If you never have had a stinker of a match, you probably have not progressed as fast as those of us who have had a stinker of a match. I know from my experiences, I can distinctly point out two matches which were extreme stinkers , which were both over my head, which I got because the match would test me, because I am a potential "fast-track", and the society higher ups knew the best way to develop a ref was to watch him/her sink or swim. If I swam, great, If I sank, better. Why? Because what I learned from each of those matches helped me become ten times a better referee.

SimonSmith
24-05-06, 15:05
Fitness tests no doubt play a large role in helping this out. I'm not saying older referees are less fit, just that younger ones normally have more time to contribute to their fitness and have an easier time of maintaining it at the required level.

However, which snubbed referee would actually contest their rejection at a pro contract? Unless there is some serious amount of favouritism going on, I can't see that at the highest level the difference between A and B is that much. This is reflected by the new IRB policy that referees appointed to Tier 1 v. Tier 1 matches will not recieve Performance Evaluations but only referee coaching reports. When someone gets a 91 and the other gets a 93, is there really that much difference? Would a referee have a case to contest if this occured?-Bryan

If there is a consistent pattern of discrimination, then possibly, yes. I've seen cases won in more spurious circumstances (work in HR for my sins....)
Or if there is any kind of policy in existence which mandates any kind of age barrier/limitation....Unless the body can make a convincing case about the ability to do the job equating to age - which may be a stretch - then there could be a problem.

I don't really see the circumstances in which a passed-over referee would make a case, but you never know.
I'm in the USA - I've heard of crazier things!

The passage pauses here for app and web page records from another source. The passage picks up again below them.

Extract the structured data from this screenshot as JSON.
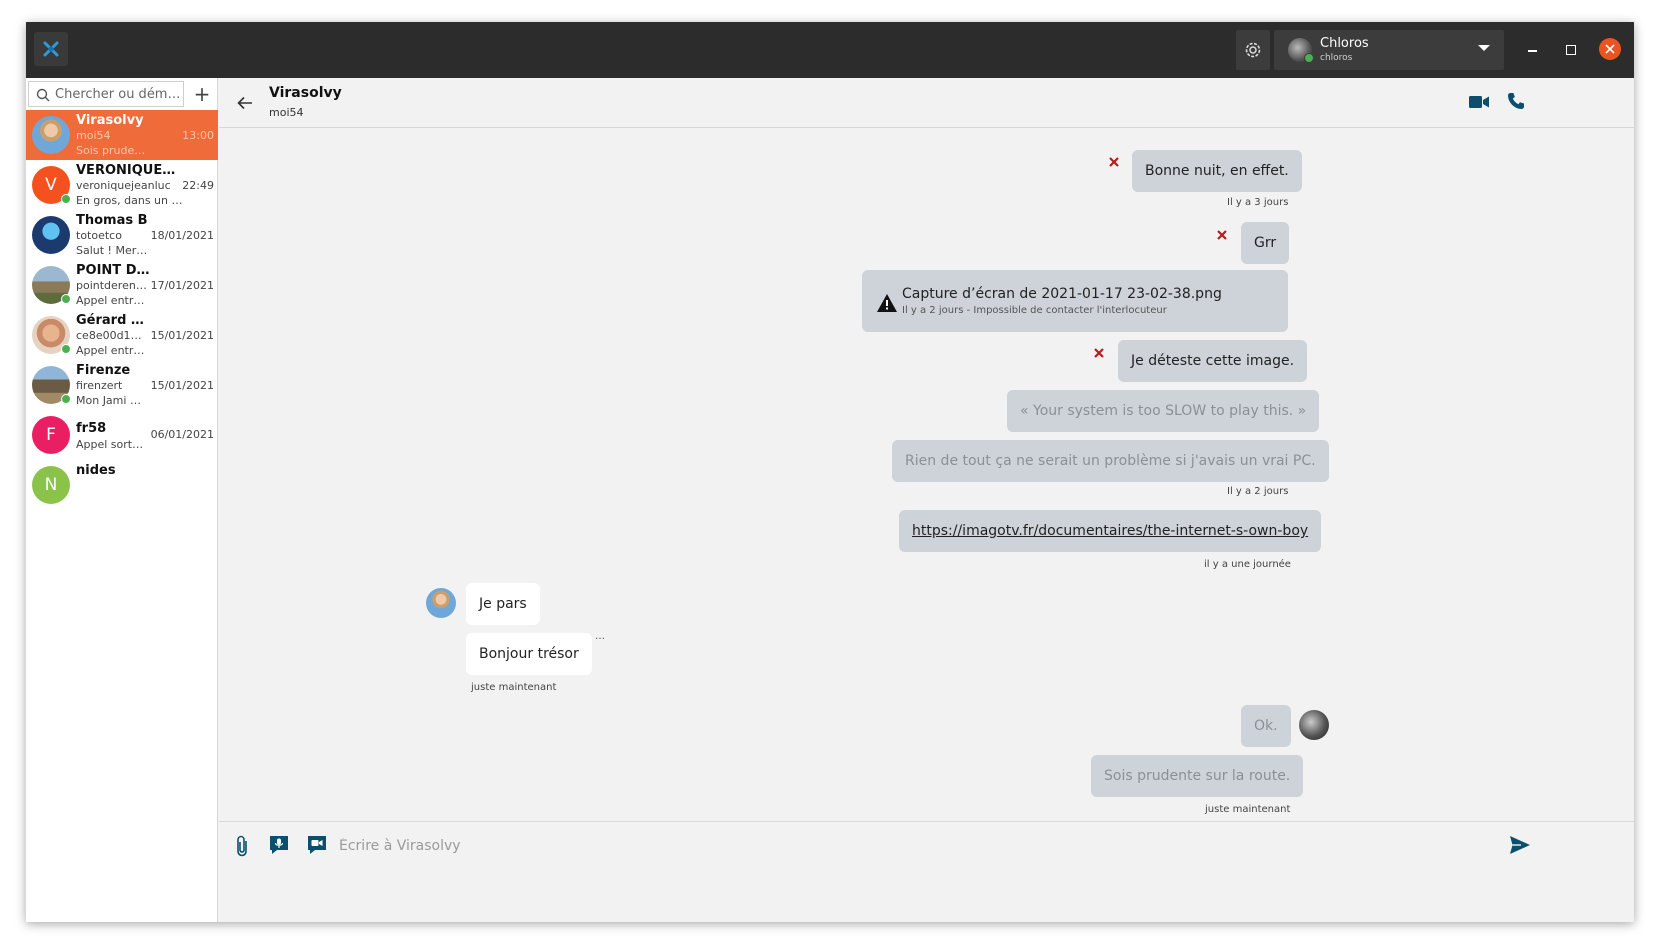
{
  "titlebar": {
    "account_name": "Chloros",
    "account_id": "chloros",
    "colors": {
      "bar": "#2c2c2c",
      "close": "#e95420",
      "accent": "#f06b3a",
      "online": "#4caf50"
    }
  },
  "sidebar": {
    "search_placeholder": "Chercher ou dém…",
    "add_label": "+",
    "conversations": [
      {
        "name": "Virasolvy",
        "id": "moi54",
        "time": "13:00",
        "preview": "Sois prudente sur…"
      },
      {
        "name": "VERONIQUE…",
        "id": "veroniquejeanluc",
        "time": "22:49",
        "preview": "En gros, dans un t…",
        "initial": "V"
      },
      {
        "name": "Thomas B",
        "id": "totoetco",
        "time": "18/01/2021",
        "preview": "Salut ! Mer…"
      },
      {
        "name": "POINT D…",
        "id": "pointderen…",
        "time": "17/01/2021",
        "preview": "Appel entr…"
      },
      {
        "name": "Gérard …",
        "id": "ce8e00d16…",
        "time": "15/01/2021",
        "preview": "Appel entr…"
      },
      {
        "name": "Firenze",
        "id": "firenzert",
        "time": "15/01/2021",
        "preview": "Mon Jami …"
      },
      {
        "name": "fr58",
        "id": "Appel sorta…",
        "time": "06/01/2021",
        "initial": "F"
      },
      {
        "name": "nides",
        "initial": "N"
      }
    ]
  },
  "chat": {
    "peer_name": "Virasolvy",
    "peer_id": "moi54",
    "messages": {
      "m1": "Bonne nuit, en effet.",
      "ts1": "Il y a 3 jours",
      "m2": "Grr",
      "file_name": "Capture d’écran de 2021-01-17 23-02-38.png",
      "file_status": "Il y a 2 jours - Impossible de contacter l'interlocuteur",
      "m3": "Je déteste cette image.",
      "m4": "« Your system is too SLOW to play this. »",
      "m5": "Rien de tout ça ne serait un problème si j'avais un vrai PC.",
      "ts2": "Il y a 2 jours",
      "m6": "https://imagotv.fr/documentaires/the-internet-s-own-boy",
      "ts3": "il y a une journée",
      "in1": "Je  pars",
      "in2": "Bonjour trésor",
      "typing": "…",
      "ts4": "juste maintenant",
      "m7": "Ok.",
      "m8": "Sois prudente sur la route.",
      "ts5": "juste maintenant"
    }
  },
  "composer": {
    "placeholder": "Écrire à Virasolvy"
  }
}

OB..
24-05-06, 17:05
Age can easily be measured, and we all know how old we will be in 10 years time (we hope!). Unfortunately age is not in itself a measure of ability, even though it correlates fairly well with eg fitness.

The other criteria are less easy to measure and even harder to predict. I have certainly seen older referees at my level who compensate for waning fitness with greater experience. Higher up this is harder to achieve, and virtually impossible at the top levels.

Because it is easiest to measure, age tends to be used as shorthand for other criteria.

I really would like to see some evidence that better referees are being left behind purely on age grounds before I get too worked up about setting reasonable age guidelines.